- **What you need to do**:
Please output the listing exactly as it stands, but omit any images.

##### Entries provided

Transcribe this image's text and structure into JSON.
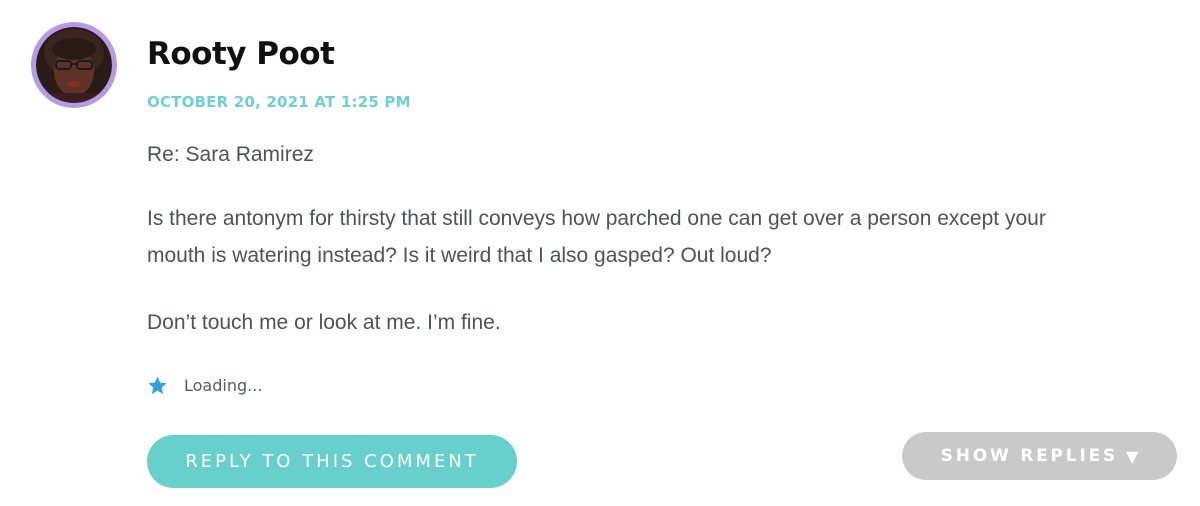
{
  "comment": {
    "author": "Rooty Poot",
    "timestamp": "OCTOBER 20, 2021 AT 1:25 PM",
    "paragraphs": [
      "Re: Sara Ramirez",
      "Is there antonym for thirsty that still conveys how parched one can get over a person except your",
      "mouth is watering instead? Is it weird that I also gasped? Out loud?",
      "Don’t touch me or look at me. I’m fine."
    ],
    "like_status": "Loading...",
    "like_icon": "star-icon",
    "avatar_icon": "user-avatar"
  },
  "actions": {
    "reply_label": "REPLY TO THIS COMMENT",
    "show_replies_label": "SHOW REPLIES",
    "show_replies_icon": "▼"
  },
  "colors": {
    "avatar_ring": "#b69ae6",
    "timestamp": "#6fcfd6",
    "star": "#2ea3dd",
    "reply_button": "#67cfcc",
    "show_replies_button": "#c9c9c9",
    "body_text": "#4b5456",
    "author_text": "#111111"
  }
}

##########

- **Problem solution**:
Transcribe this image's text and structure into JSON.
{
  "comment": {
    "author": "Rooty Poot",
    "timestamp": "OCTOBER 20, 2021 AT 1:25 PM",
    "paragraphs": [
      "Re: Sara Ramirez",
      "Is there antonym for thirsty that still conveys how parched one can get over a person except your",
      "mouth is watering instead? Is it weird that I also gasped? Out loud?",
      "Don’t touch me or look at me. I’m fine."
    ],
    "like_status": "Loading...",
    "like_icon": "star-icon",
    "avatar_icon": "user-avatar"
  },
  "actions": {
    "reply_label": "REPLY TO THIS COMMENT",
    "show_replies_label": "SHOW REPLIES",
    "show_replies_icon": "▼"
  },
  "colors": {
    "avatar_ring": "#b69ae6",
    "timestamp": "#6fcfd6",
    "star": "#2ea3dd",
    "reply_button": "#67cfcc",
    "show_replies_button": "#c9c9c9",
    "body_text": "#4b5456",
    "author_text": "#111111"
  }
}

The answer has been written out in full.